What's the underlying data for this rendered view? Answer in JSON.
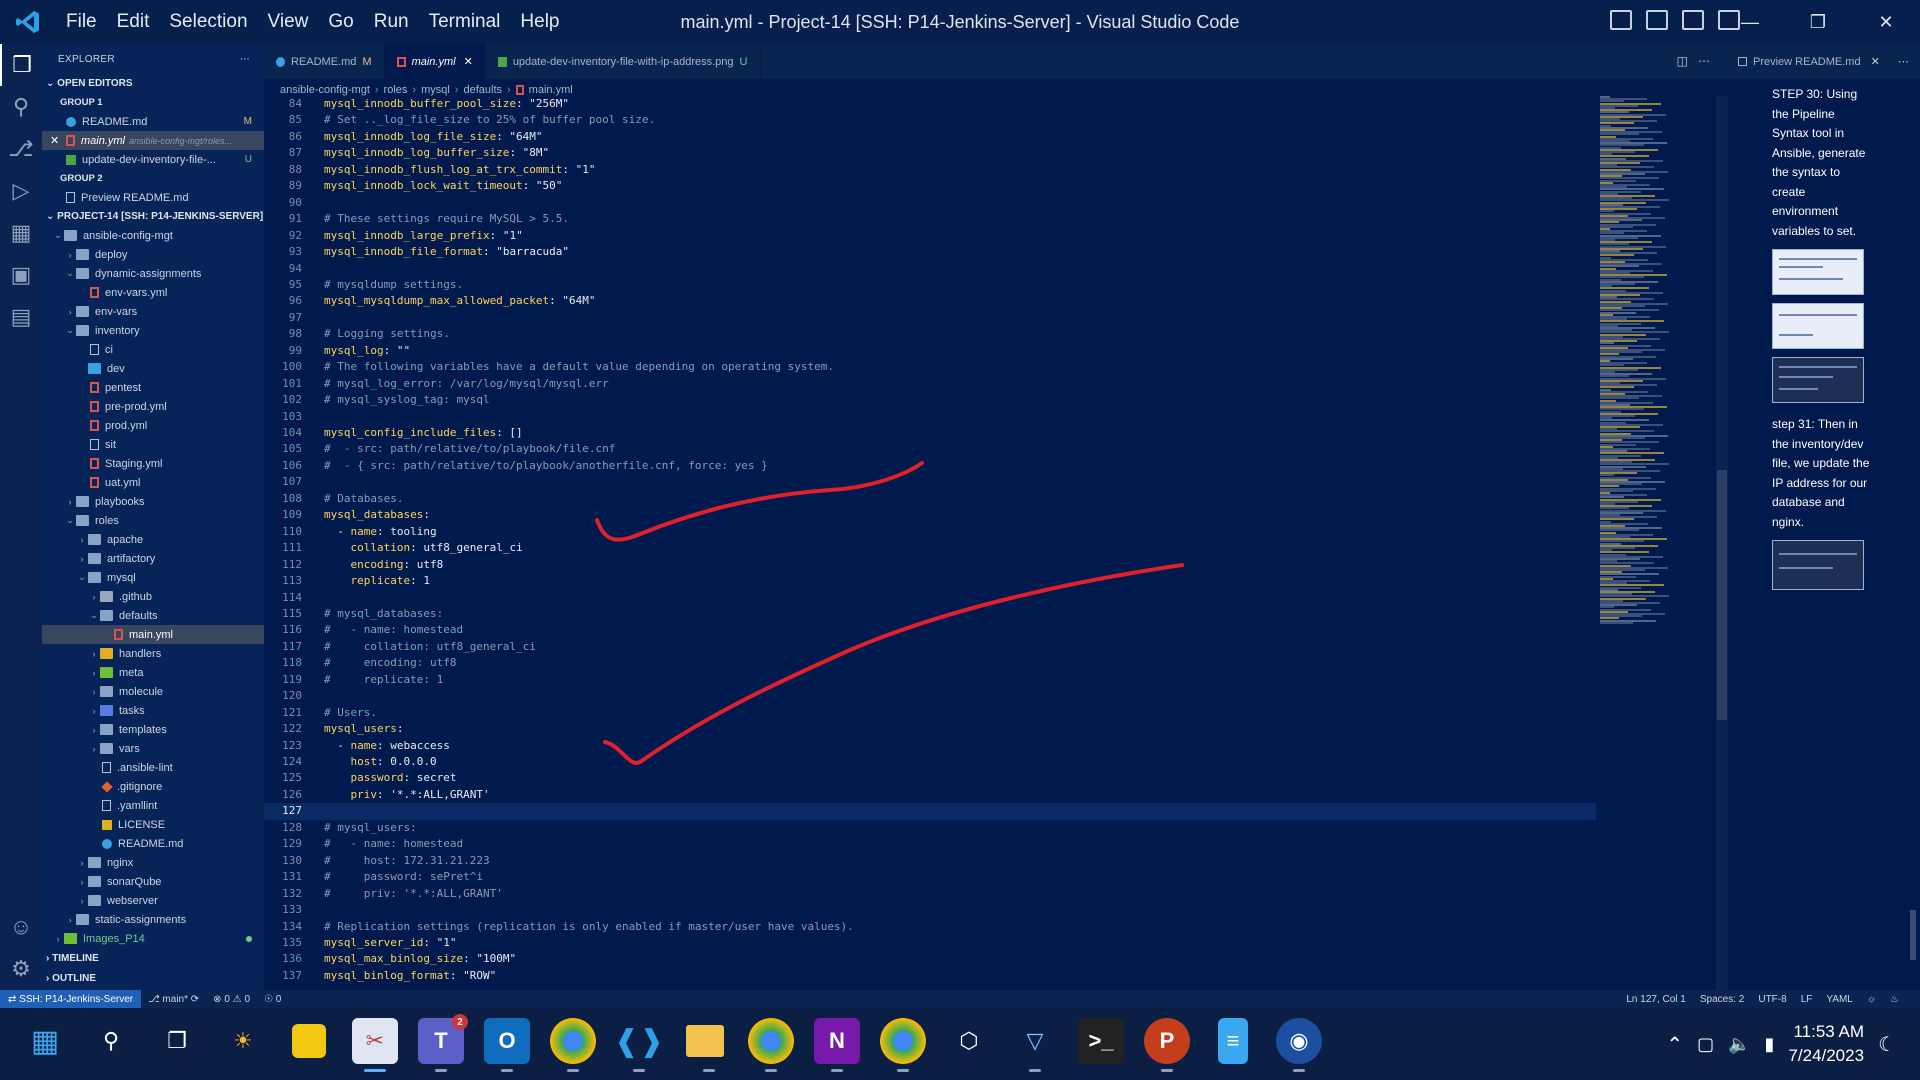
{
  "window": {
    "title": "main.yml - Project-14 [SSH: P14-Jenkins-Server] - Visual Studio Code",
    "menu": [
      "File",
      "Edit",
      "Selection",
      "View",
      "Go",
      "Run",
      "Terminal",
      "Help"
    ]
  },
  "explorer": {
    "header": "EXPLORER",
    "open_editors_label": "OPEN EDITORS",
    "group1_label": "GROUP 1",
    "group2_label": "GROUP 2",
    "open_editors_group1": [
      {
        "label": "README.md",
        "badge": "M",
        "icon": "info-icon"
      },
      {
        "label": "main.yml",
        "desc": "ansible-config-mgt/roles...",
        "icon": "yaml-icon"
      },
      {
        "label": "update-dev-inventory-file-...",
        "badge": "U",
        "icon": "image-icon"
      }
    ],
    "open_editors_group2": [
      {
        "label": "Preview README.md",
        "icon": "preview-icon"
      }
    ],
    "project_label": "PROJECT-14 [SSH: P14-JENKINS-SERVER]",
    "tree": [
      {
        "label": "ansible-config-mgt",
        "depth": 1,
        "type": "folder",
        "open": true
      },
      {
        "label": "deploy",
        "depth": 2,
        "type": "folder"
      },
      {
        "label": "dynamic-assignments",
        "depth": 2,
        "type": "folder",
        "open": true
      },
      {
        "label": "env-vars.yml",
        "depth": 3,
        "type": "yml"
      },
      {
        "label": "env-vars",
        "depth": 2,
        "type": "folder"
      },
      {
        "label": "inventory",
        "depth": 2,
        "type": "folder",
        "open": true
      },
      {
        "label": "ci",
        "depth": 3,
        "type": "file"
      },
      {
        "label": "dev",
        "depth": 3,
        "type": "docker"
      },
      {
        "label": "pentest",
        "depth": 3,
        "type": "yml"
      },
      {
        "label": "pre-prod.yml",
        "depth": 3,
        "type": "yml"
      },
      {
        "label": "prod.yml",
        "depth": 3,
        "type": "yml"
      },
      {
        "label": "sit",
        "depth": 3,
        "type": "file"
      },
      {
        "label": "Staging.yml",
        "depth": 3,
        "type": "yml"
      },
      {
        "label": "uat.yml",
        "depth": 3,
        "type": "yml"
      },
      {
        "label": "playbooks",
        "depth": 2,
        "type": "folder"
      },
      {
        "label": "roles",
        "depth": 2,
        "type": "folder",
        "open": true
      },
      {
        "label": "apache",
        "depth": 3,
        "type": "folder"
      },
      {
        "label": "artifactory",
        "depth": 3,
        "type": "folder"
      },
      {
        "label": "mysql",
        "depth": 3,
        "type": "folder",
        "open": true
      },
      {
        "label": ".github",
        "depth": 4,
        "type": "folder-git"
      },
      {
        "label": "defaults",
        "depth": 4,
        "type": "folder",
        "open": true
      },
      {
        "label": "main.yml",
        "depth": 5,
        "type": "yml",
        "selected": true
      },
      {
        "label": "handlers",
        "depth": 4,
        "type": "folder-yellow"
      },
      {
        "label": "meta",
        "depth": 4,
        "type": "folder-green"
      },
      {
        "label": "molecule",
        "depth": 4,
        "type": "folder"
      },
      {
        "label": "tasks",
        "depth": 4,
        "type": "folder-blue"
      },
      {
        "label": "templates",
        "depth": 4,
        "type": "folder"
      },
      {
        "label": "vars",
        "depth": 4,
        "type": "folder"
      },
      {
        "label": ".ansible-lint",
        "depth": 4,
        "type": "file"
      },
      {
        "label": ".gitignore",
        "depth": 4,
        "type": "git"
      },
      {
        "label": ".yamllint",
        "depth": 4,
        "type": "file"
      },
      {
        "label": "LICENSE",
        "depth": 4,
        "type": "license"
      },
      {
        "label": "README.md",
        "depth": 4,
        "type": "info"
      },
      {
        "label": "nginx",
        "depth": 3,
        "type": "folder"
      },
      {
        "label": "sonarQube",
        "depth": 3,
        "type": "folder"
      },
      {
        "label": "webserver",
        "depth": 3,
        "type": "folder"
      },
      {
        "label": "static-assignments",
        "depth": 2,
        "type": "folder"
      },
      {
        "label": "Images_P14",
        "depth": 1,
        "type": "folder-green",
        "dot": true
      }
    ],
    "timeline_label": "TIMELINE",
    "outline_label": "OUTLINE"
  },
  "tabs": [
    {
      "label": "README.md",
      "badge": "M",
      "active": false
    },
    {
      "label": "main.yml",
      "active": true
    },
    {
      "label": "update-dev-inventory-file-with-ip-address.png",
      "badge": "U",
      "active": false
    }
  ],
  "breadcrumb": [
    "ansible-config-mgt",
    "roles",
    "mysql",
    "defaults",
    "main.yml"
  ],
  "editor": {
    "current_line": 127,
    "lines": [
      {
        "n": 84,
        "t": "mysql_innodb_buffer_pool_size: \"256M\""
      },
      {
        "n": 85,
        "t": "# Set .._log_file_size to 25% of buffer pool size."
      },
      {
        "n": 86,
        "t": "mysql_innodb_log_file_size: \"64M\""
      },
      {
        "n": 87,
        "t": "mysql_innodb_log_buffer_size: \"8M\""
      },
      {
        "n": 88,
        "t": "mysql_innodb_flush_log_at_trx_commit: \"1\""
      },
      {
        "n": 89,
        "t": "mysql_innodb_lock_wait_timeout: \"50\""
      },
      {
        "n": 90,
        "t": ""
      },
      {
        "n": 91,
        "t": "# These settings require MySQL > 5.5."
      },
      {
        "n": 92,
        "t": "mysql_innodb_large_prefix: \"1\""
      },
      {
        "n": 93,
        "t": "mysql_innodb_file_format: \"barracuda\""
      },
      {
        "n": 94,
        "t": ""
      },
      {
        "n": 95,
        "t": "# mysqldump settings."
      },
      {
        "n": 96,
        "t": "mysql_mysqldump_max_allowed_packet: \"64M\""
      },
      {
        "n": 97,
        "t": ""
      },
      {
        "n": 98,
        "t": "# Logging settings."
      },
      {
        "n": 99,
        "t": "mysql_log: \"\""
      },
      {
        "n": 100,
        "t": "# The following variables have a default value depending on operating system."
      },
      {
        "n": 101,
        "t": "# mysql_log_error: /var/log/mysql/mysql.err"
      },
      {
        "n": 102,
        "t": "# mysql_syslog_tag: mysql"
      },
      {
        "n": 103,
        "t": ""
      },
      {
        "n": 104,
        "t": "mysql_config_include_files: []"
      },
      {
        "n": 105,
        "t": "#  - src: path/relative/to/playbook/file.cnf"
      },
      {
        "n": 106,
        "t": "#  - { src: path/relative/to/playbook/anotherfile.cnf, force: yes }"
      },
      {
        "n": 107,
        "t": ""
      },
      {
        "n": 108,
        "t": "# Databases."
      },
      {
        "n": 109,
        "t": "mysql_databases:"
      },
      {
        "n": 110,
        "t": "  - name: tooling"
      },
      {
        "n": 111,
        "t": "    collation: utf8_general_ci"
      },
      {
        "n": 112,
        "t": "    encoding: utf8"
      },
      {
        "n": 113,
        "t": "    replicate: 1"
      },
      {
        "n": 114,
        "t": ""
      },
      {
        "n": 115,
        "t": "# mysql_databases:"
      },
      {
        "n": 116,
        "t": "#   - name: homestead"
      },
      {
        "n": 117,
        "t": "#     collation: utf8_general_ci"
      },
      {
        "n": 118,
        "t": "#     encoding: utf8"
      },
      {
        "n": 119,
        "t": "#     replicate: 1"
      },
      {
        "n": 120,
        "t": ""
      },
      {
        "n": 121,
        "t": "# Users."
      },
      {
        "n": 122,
        "t": "mysql_users:"
      },
      {
        "n": 123,
        "t": "  - name: webaccess"
      },
      {
        "n": 124,
        "t": "    host: 0.0.0.0"
      },
      {
        "n": 125,
        "t": "    password: secret"
      },
      {
        "n": 126,
        "t": "    priv: '*.*:ALL,GRANT'"
      },
      {
        "n": 127,
        "t": ""
      },
      {
        "n": 128,
        "t": "# mysql_users:"
      },
      {
        "n": 129,
        "t": "#   - name: homestead"
      },
      {
        "n": 130,
        "t": "#     host: 172.31.21.223"
      },
      {
        "n": 131,
        "t": "#     password: sePret^i"
      },
      {
        "n": 132,
        "t": "#     priv: '*.*:ALL,GRANT'"
      },
      {
        "n": 133,
        "t": ""
      },
      {
        "n": 134,
        "t": "# Replication settings (replication is only enabled if master/user have values)."
      },
      {
        "n": 135,
        "t": "mysql_server_id: \"1\""
      },
      {
        "n": 136,
        "t": "mysql_max_binlog_size: \"100M\""
      },
      {
        "n": 137,
        "t": "mysql_binlog_format: \"ROW\""
      }
    ]
  },
  "preview": {
    "tab_label": "Preview README.md",
    "step30": "STEP 30: Using the Pipeline Syntax tool in Ansible, generate the syntax to create environment variables to set.",
    "step31": "step 31: Then in the inventory/dev file, we update the IP address for our database and nginx."
  },
  "statusbar": {
    "remote": "SSH: P14-Jenkins-Server",
    "branch": "main*",
    "errors": "0",
    "warnings": "0",
    "ports": "0",
    "position": "Ln 127, Col 1",
    "spaces": "Spaces: 2",
    "encoding": "UTF-8",
    "eol": "LF",
    "language": "YAML"
  },
  "taskbar": {
    "time": "11:53 AM",
    "date": "7/24/2023",
    "teams_badge": "2"
  },
  "colors": {
    "editor_bg": "#001a4d",
    "annotation": "#e0202a",
    "key": "#ffd35c"
  }
}
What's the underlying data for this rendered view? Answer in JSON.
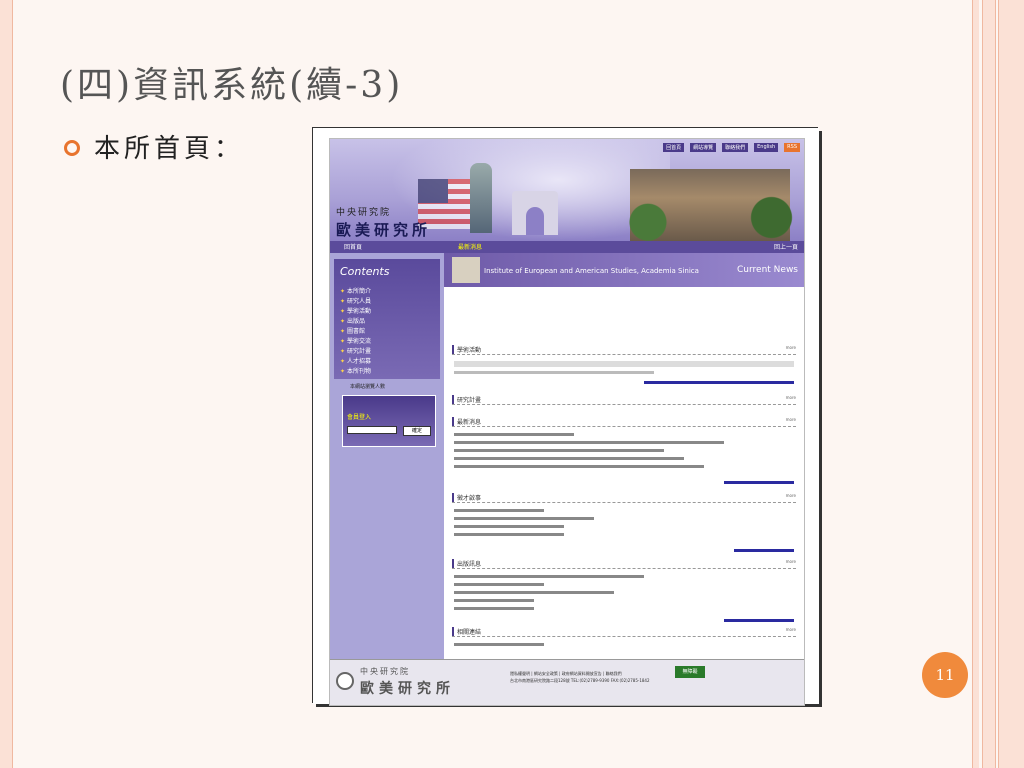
{
  "slide": {
    "title": "(四)資訊系統(續-3)",
    "bullet": "本所首頁：",
    "page_number": "11"
  },
  "site": {
    "org": "中央研究院",
    "name": "歐美研究所",
    "top_nav": [
      "回首頁",
      "網站導覽",
      "聯絡我們",
      "English",
      "RSS"
    ],
    "home_label": "回首頁",
    "page_label": "最新消息",
    "back_label": "回上一頁",
    "sidebar_title": "Contents",
    "menu": [
      "本所簡介",
      "研究人員",
      "學術活動",
      "出版品",
      "圖書館",
      "學術交流",
      "研究計畫",
      "人才招募",
      "本所刊物"
    ],
    "counter": "本網站瀏覽人數",
    "login_title": "會員登入",
    "login_button": "確定",
    "header_text": "Institute of European and American Studies, Academia Sinica",
    "header_current": "Current News",
    "sections": [
      {
        "title": "學術活動",
        "more": "more"
      },
      {
        "title": "研究計畫",
        "more": "more"
      },
      {
        "title": "最新消息",
        "more": "more"
      },
      {
        "title": "徵才啟事",
        "more": "more"
      },
      {
        "title": "出版訊息",
        "more": "more"
      },
      {
        "title": "相關連結",
        "more": "more"
      }
    ],
    "footer_org": "中央研究院",
    "footer_name": "歐美研究所",
    "footer_links": "隱私權聲明 | 網站安全政策 | 政府網站資料開放宣告 | 聯絡我們",
    "footer_addr": "台北市南港區研究院路二段128號 TEL:(02)2789-9390 FAX:(02)2785-1842",
    "badge": "無障礙"
  }
}
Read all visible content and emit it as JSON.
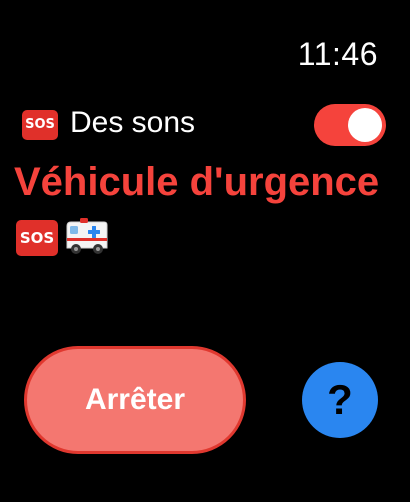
{
  "status_bar": {
    "time": "11:46"
  },
  "sound_toggle": {
    "badge": "SOS",
    "label": "Des sons",
    "state": "on",
    "color": "#f5433c"
  },
  "alert": {
    "title": "Véhicule d'urgence",
    "title_color": "#f5433c",
    "icons": [
      {
        "name": "sos-icon",
        "badge": "SOS"
      },
      {
        "name": "ambulance-icon"
      }
    ]
  },
  "actions": {
    "stop_label": "Arrêter",
    "stop_color": "#f47770",
    "help_label": "?",
    "help_color": "#2a86f0"
  }
}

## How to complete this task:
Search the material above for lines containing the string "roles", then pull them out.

## Output for this task:
        "desc": "ansible-config-mgt/roles...",
        "label": "roles",
    "roles",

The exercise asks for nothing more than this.